**Exercise:** An image-free, exact copy of the records below is required.

**Dataset records:**
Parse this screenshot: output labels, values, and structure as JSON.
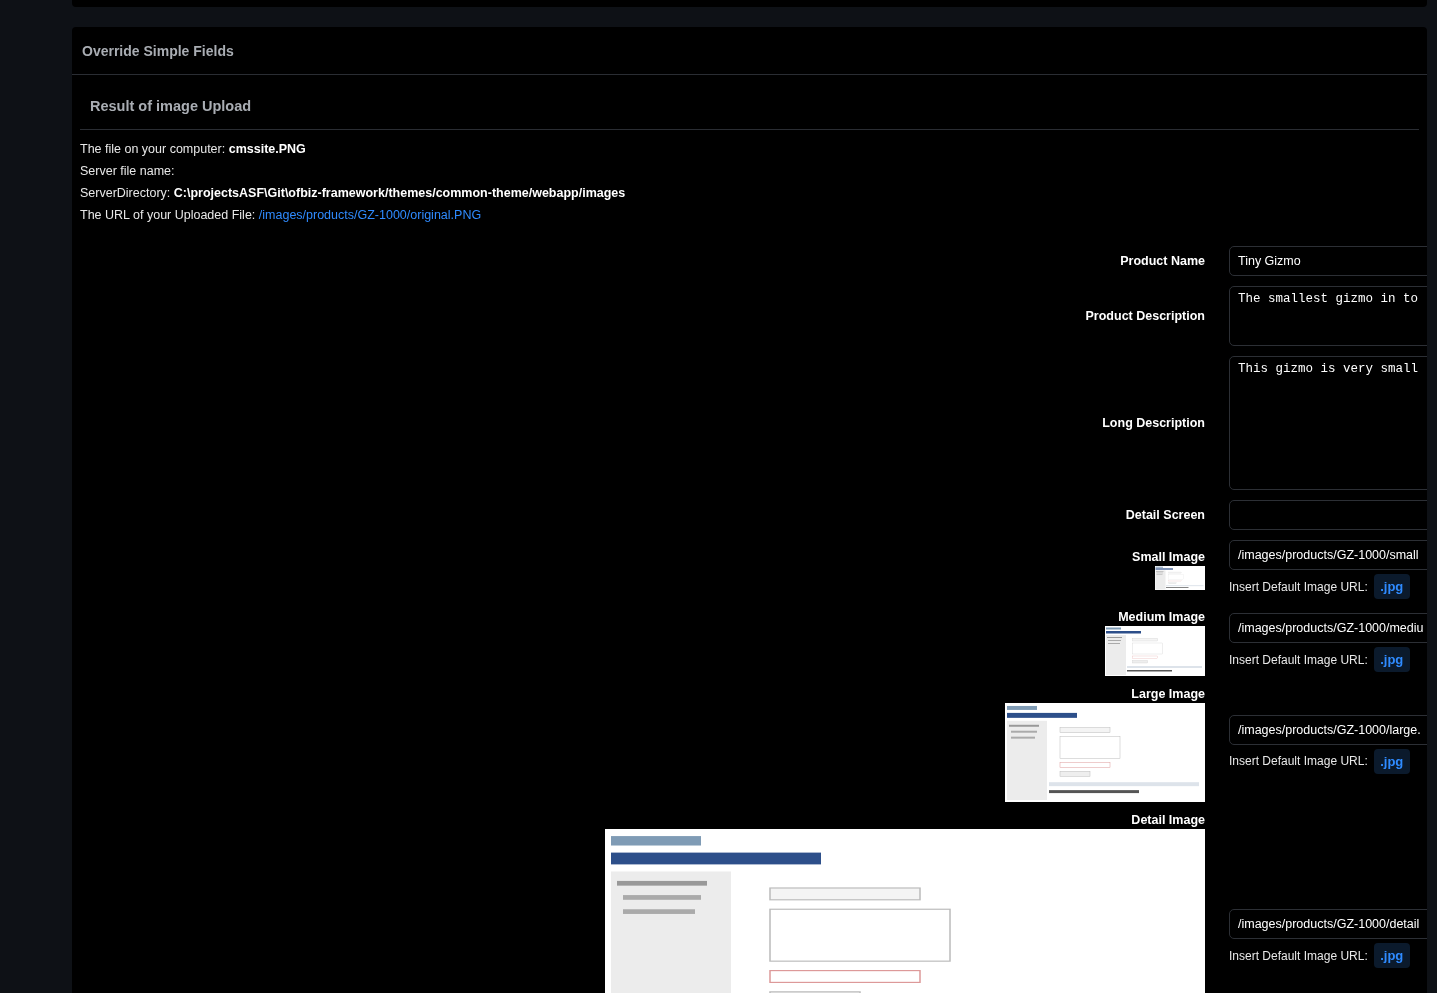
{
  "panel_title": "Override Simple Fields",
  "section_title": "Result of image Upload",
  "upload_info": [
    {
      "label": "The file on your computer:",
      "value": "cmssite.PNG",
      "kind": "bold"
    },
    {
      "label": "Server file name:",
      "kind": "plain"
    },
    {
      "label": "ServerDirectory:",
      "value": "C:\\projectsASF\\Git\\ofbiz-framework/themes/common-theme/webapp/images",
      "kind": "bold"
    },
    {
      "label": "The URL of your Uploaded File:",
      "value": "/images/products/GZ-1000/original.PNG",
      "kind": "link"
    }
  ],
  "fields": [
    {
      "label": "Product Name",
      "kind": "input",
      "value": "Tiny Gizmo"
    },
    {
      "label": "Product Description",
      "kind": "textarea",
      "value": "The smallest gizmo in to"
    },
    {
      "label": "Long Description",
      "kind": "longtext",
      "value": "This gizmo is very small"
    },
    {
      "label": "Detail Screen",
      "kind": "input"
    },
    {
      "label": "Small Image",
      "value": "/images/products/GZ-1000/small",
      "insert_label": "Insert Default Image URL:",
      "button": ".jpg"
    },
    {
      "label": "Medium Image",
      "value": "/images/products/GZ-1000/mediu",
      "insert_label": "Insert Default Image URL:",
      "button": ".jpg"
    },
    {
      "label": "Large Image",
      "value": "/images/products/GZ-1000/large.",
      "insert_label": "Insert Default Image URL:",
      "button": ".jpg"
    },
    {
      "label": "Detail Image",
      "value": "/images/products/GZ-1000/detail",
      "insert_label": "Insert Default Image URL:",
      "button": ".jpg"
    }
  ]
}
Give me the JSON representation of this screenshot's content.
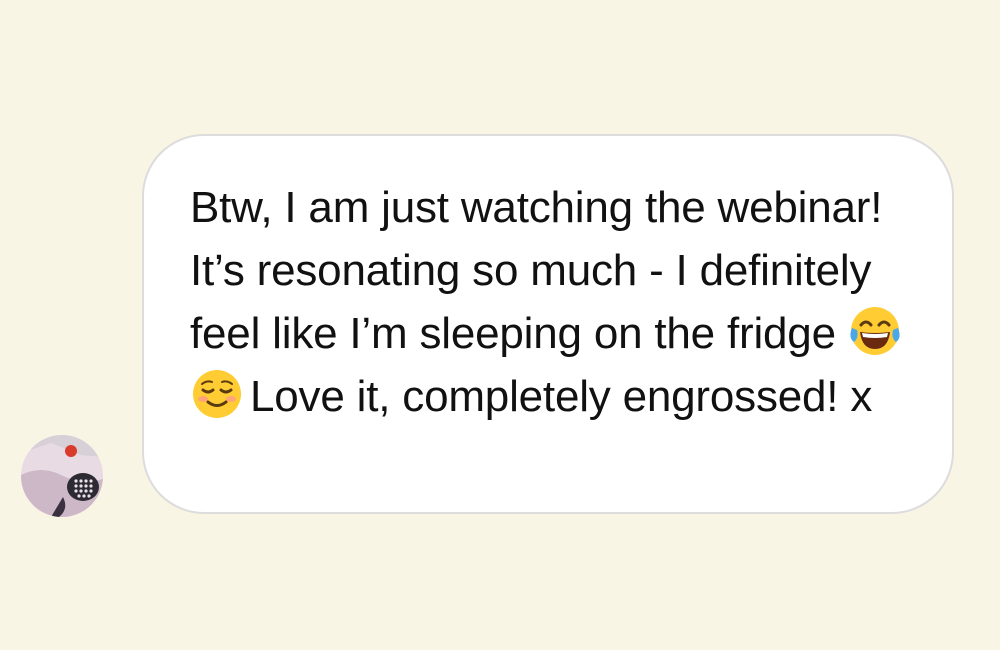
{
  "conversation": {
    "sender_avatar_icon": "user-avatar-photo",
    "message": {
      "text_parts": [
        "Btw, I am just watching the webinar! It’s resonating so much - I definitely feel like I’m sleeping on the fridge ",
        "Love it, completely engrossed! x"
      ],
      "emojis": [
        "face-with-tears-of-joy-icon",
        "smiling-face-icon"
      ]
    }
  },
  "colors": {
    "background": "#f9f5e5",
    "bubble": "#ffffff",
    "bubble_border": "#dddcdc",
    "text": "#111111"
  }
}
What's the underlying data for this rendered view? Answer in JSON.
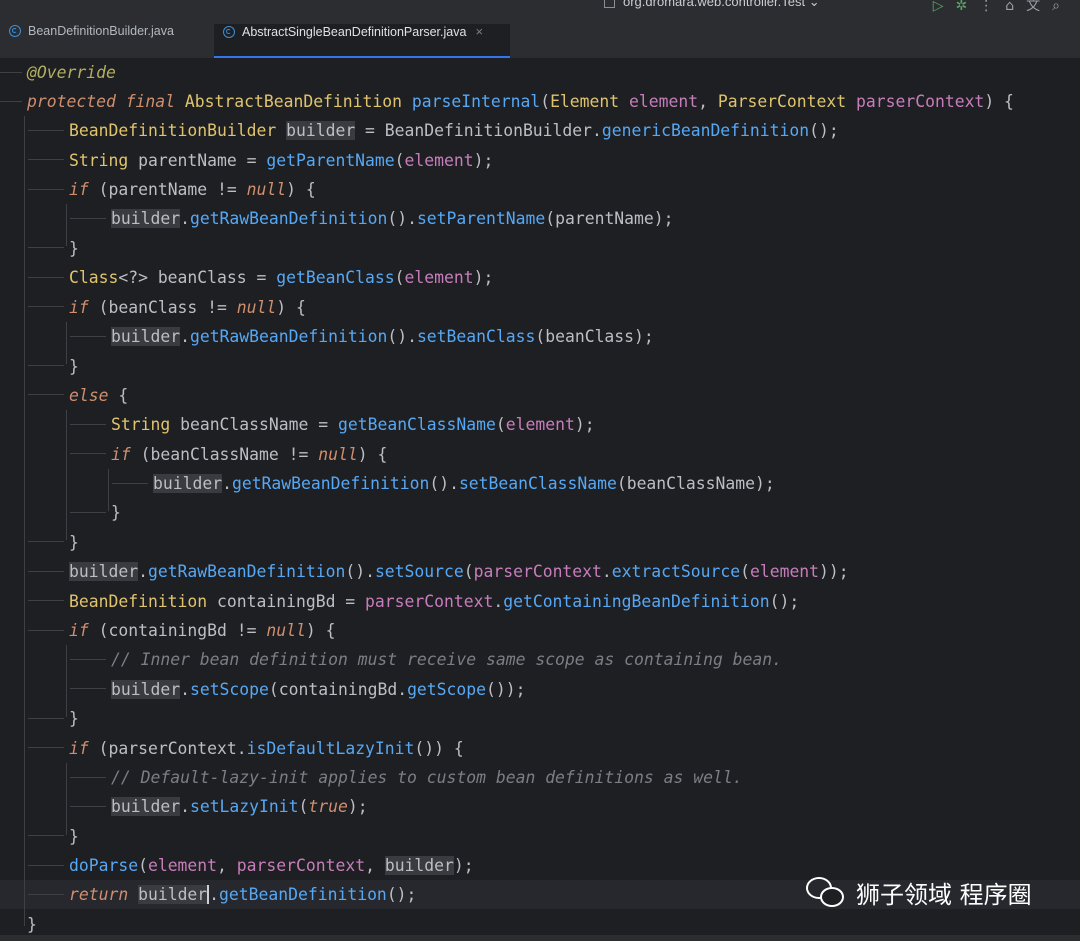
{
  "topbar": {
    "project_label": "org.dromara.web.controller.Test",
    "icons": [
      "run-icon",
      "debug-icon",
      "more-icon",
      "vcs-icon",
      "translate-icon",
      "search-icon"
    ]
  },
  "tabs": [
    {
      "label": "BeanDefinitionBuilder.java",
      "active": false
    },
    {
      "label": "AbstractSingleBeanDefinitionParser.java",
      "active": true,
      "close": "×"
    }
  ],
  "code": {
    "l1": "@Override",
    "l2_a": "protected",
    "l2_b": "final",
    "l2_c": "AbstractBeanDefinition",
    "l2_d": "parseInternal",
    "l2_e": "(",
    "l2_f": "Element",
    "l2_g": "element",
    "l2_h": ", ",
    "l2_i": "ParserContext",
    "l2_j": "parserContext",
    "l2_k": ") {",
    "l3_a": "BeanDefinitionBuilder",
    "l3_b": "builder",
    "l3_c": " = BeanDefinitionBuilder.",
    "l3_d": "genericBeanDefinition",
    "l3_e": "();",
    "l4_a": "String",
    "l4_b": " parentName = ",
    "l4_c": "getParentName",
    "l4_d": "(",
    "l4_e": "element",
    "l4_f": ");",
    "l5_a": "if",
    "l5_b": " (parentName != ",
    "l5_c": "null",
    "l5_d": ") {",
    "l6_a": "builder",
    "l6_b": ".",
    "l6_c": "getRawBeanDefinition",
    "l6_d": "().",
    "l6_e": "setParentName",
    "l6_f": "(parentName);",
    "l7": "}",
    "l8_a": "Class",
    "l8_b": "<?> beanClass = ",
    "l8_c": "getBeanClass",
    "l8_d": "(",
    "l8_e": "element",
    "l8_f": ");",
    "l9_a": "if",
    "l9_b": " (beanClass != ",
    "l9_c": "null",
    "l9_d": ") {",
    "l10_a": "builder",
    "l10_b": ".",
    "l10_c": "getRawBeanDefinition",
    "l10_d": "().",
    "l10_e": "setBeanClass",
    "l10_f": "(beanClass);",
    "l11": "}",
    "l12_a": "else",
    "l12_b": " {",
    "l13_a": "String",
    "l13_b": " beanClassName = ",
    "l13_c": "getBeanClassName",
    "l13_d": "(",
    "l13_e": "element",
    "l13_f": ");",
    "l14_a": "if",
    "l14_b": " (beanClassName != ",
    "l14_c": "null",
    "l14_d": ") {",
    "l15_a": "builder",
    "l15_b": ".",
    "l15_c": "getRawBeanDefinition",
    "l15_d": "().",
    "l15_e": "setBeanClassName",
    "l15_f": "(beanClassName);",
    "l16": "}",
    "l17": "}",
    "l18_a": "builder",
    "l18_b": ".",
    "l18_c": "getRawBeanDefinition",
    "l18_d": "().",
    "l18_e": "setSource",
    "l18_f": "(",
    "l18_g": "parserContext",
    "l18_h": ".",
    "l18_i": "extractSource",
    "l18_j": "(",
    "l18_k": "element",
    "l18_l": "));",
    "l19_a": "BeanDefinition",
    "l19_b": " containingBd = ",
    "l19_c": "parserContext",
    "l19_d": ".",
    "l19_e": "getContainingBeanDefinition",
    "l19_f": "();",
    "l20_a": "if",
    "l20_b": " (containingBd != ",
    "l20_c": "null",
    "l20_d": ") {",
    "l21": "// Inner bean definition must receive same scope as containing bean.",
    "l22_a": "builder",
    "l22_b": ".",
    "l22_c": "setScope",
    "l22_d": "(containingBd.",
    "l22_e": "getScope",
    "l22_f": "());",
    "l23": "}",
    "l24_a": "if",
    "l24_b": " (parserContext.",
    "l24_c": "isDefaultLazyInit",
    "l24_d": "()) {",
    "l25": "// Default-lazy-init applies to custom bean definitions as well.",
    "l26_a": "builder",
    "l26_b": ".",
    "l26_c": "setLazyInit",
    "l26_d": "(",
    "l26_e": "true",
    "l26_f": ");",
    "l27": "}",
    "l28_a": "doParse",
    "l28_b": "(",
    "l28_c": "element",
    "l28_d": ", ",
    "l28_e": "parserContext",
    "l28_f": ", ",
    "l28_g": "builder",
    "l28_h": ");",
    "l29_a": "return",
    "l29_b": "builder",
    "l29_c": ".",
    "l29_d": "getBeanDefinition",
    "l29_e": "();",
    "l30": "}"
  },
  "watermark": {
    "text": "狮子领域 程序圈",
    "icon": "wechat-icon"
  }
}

**The answer:**
Parse this screenshot: output labels, values, and structure as JSON.
{
  "panel_title": "Override Simple Fields",
  "section_title": "Result of image Upload",
  "upload_info": [
    {
      "label": "The file on your computer:",
      "value": "cmssite.PNG",
      "kind": "bold"
    },
    {
      "label": "Server file name:",
      "kind": "plain"
    },
    {
      "label": "ServerDirectory:",
      "value": "C:\\projectsASF\\Git\\ofbiz-framework/themes/common-theme/webapp/images",
      "kind": "bold"
    },
    {
      "label": "The URL of your Uploaded File:",
      "value": "/images/products/GZ-1000/original.PNG",
      "kind": "link"
    }
  ],
  "fields": [
    {
      "label": "Product Name",
      "kind": "input",
      "value": "Tiny Gizmo"
    },
    {
      "label": "Product Description",
      "kind": "textarea",
      "value": "The smallest gizmo in to"
    },
    {
      "label": "Long Description",
      "kind": "longtext",
      "value": "This gizmo is very small"
    },
    {
      "label": "Detail Screen",
      "kind": "input"
    },
    {
      "label": "Small Image",
      "value": "/images/products/GZ-1000/small",
      "insert_label": "Insert Default Image URL:",
      "button": ".jpg"
    },
    {
      "label": "Medium Image",
      "value": "/images/products/GZ-1000/mediu",
      "insert_label": "Insert Default Image URL:",
      "button": ".jpg"
    },
    {
      "label": "Large Image",
      "value": "/images/products/GZ-1000/large.",
      "insert_label": "Insert Default Image URL:",
      "button": ".jpg"
    },
    {
      "label": "Detail Image",
      "value": "/images/products/GZ-1000/detail",
      "insert_label": "Insert Default Image URL:",
      "button": ".jpg"
    }
  ]
}
Give me the JSON representation of this screenshot's content.
{
  "conversation": {
    "sender_avatar_icon": "user-avatar-photo",
    "message": {
      "text_parts": [
        "Btw, I am just watching the webinar! It’s resonating so much - I definitely feel like I’m sleeping on the fridge ",
        "Love it, completely engrossed! x"
      ],
      "emojis": [
        "face-with-tears-of-joy-icon",
        "smiling-face-icon"
      ]
    }
  },
  "colors": {
    "background": "#f9f5e5",
    "bubble": "#ffffff",
    "bubble_border": "#dddcdc",
    "text": "#111111"
  }
}
What's the underlying data for this rendered view? Answer in JSON.
{
  "topbar": {
    "project_label": "org.dromara.web.controller.Test",
    "icons": [
      "run-icon",
      "debug-icon",
      "more-icon",
      "vcs-icon",
      "translate-icon",
      "search-icon"
    ]
  },
  "tabs": [
    {
      "label": "BeanDefinitionBuilder.java",
      "active": false
    },
    {
      "label": "AbstractSingleBeanDefinitionParser.java",
      "active": true,
      "close": "×"
    }
  ],
  "code": {
    "l1": "@Override",
    "l2_a": "protected",
    "l2_b": "final",
    "l2_c": "AbstractBeanDefinition",
    "l2_d": "parseInternal",
    "l2_e": "(",
    "l2_f": "Element",
    "l2_g": "element",
    "l2_h": ", ",
    "l2_i": "ParserContext",
    "l2_j": "parserContext",
    "l2_k": ") {",
    "l3_a": "BeanDefinitionBuilder",
    "l3_b": "builder",
    "l3_c": " = BeanDefinitionBuilder.",
    "l3_d": "genericBeanDefinition",
    "l3_e": "();",
    "l4_a": "String",
    "l4_b": " parentName = ",
    "l4_c": "getParentName",
    "l4_d": "(",
    "l4_e": "element",
    "l4_f": ");",
    "l5_a": "if",
    "l5_b": " (parentName != ",
    "l5_c": "null",
    "l5_d": ") {",
    "l6_a": "builder",
    "l6_b": ".",
    "l6_c": "getRawBeanDefinition",
    "l6_d": "().",
    "l6_e": "setParentName",
    "l6_f": "(parentName);",
    "l7": "}",
    "l8_a": "Class",
    "l8_b": "<?> beanClass = ",
    "l8_c": "getBeanClass",
    "l8_d": "(",
    "l8_e": "element",
    "l8_f": ");",
    "l9_a": "if",
    "l9_b": " (beanClass != ",
    "l9_c": "null",
    "l9_d": ") {",
    "l10_a": "builder",
    "l10_b": ".",
    "l10_c": "getRawBeanDefinition",
    "l10_d": "().",
    "l10_e": "setBeanClass",
    "l10_f": "(beanClass);",
    "l11": "}",
    "l12_a": "else",
    "l12_b": " {",
    "l13_a": "String",
    "l13_b": " beanClassName = ",
    "l13_c": "getBeanClassName",
    "l13_d": "(",
    "l13_e": "element",
    "l13_f": ");",
    "l14_a": "if",
    "l14_b": " (beanClassName != ",
    "l14_c": "null",
    "l14_d": ") {",
    "l15_a": "builder",
    "l15_b": ".",
    "l15_c": "getRawBeanDefinition",
    "l15_d": "().",
    "l15_e": "setBeanClassName",
    "l15_f": "(beanClassName);",
    "l16": "}",
    "l17": "}",
    "l18_a": "builder",
    "l18_b": ".",
    "l18_c": "getRawBeanDefinition",
    "l18_d": "().",
    "l18_e": "setSource",
    "l18_f": "(",
    "l18_g": "parserContext",
    "l18_h": ".",
    "l18_i": "extractSource",
    "l18_j": "(",
    "l18_k": "element",
    "l18_l": "));",
    "l19_a": "BeanDefinition",
    "l19_b": " containingBd = ",
    "l19_c": "parserContext",
    "l19_d": ".",
    "l19_e": "getContainingBeanDefinition",
    "l19_f": "();",
    "l20_a": "if",
    "l20_b": " (containingBd != ",
    "l20_c": "null",
    "l20_d": ") {",
    "l21": "// Inner bean definition must receive same scope as containing bean.",
    "l22_a": "builder",
    "l22_b": ".",
    "l22_c": "setScope",
    "l22_d": "(containingBd.",
    "l22_e": "getScope",
    "l22_f": "());",
    "l23": "}",
    "l24_a": "if",
    "l24_b": " (parserContext.",
    "l24_c": "isDefaultLazyInit",
    "l24_d": "()) {",
    "l25": "// Default-lazy-init applies to custom bean definitions as well.",
    "l26_a": "builder",
    "l26_b": ".",
    "l26_c": "setLazyInit",
    "l26_d": "(",
    "l26_e": "true",
    "l26_f": ");",
    "l27": "}",
    "l28_a": "doParse",
    "l28_b": "(",
    "l28_c": "element",
    "l28_d": ", ",
    "l28_e": "parserContext",
    "l28_f": ", ",
    "l28_g": "builder",
    "l28_h": ");",
    "l29_a": "return",
    "l29_b": "builder",
    "l29_c": ".",
    "l29_d": "getBeanDefinition",
    "l29_e": "();",
    "l30": "}"
  },
  "watermark": {
    "text": "狮子领域 程序圈",
    "icon": "wechat-icon"
  }
}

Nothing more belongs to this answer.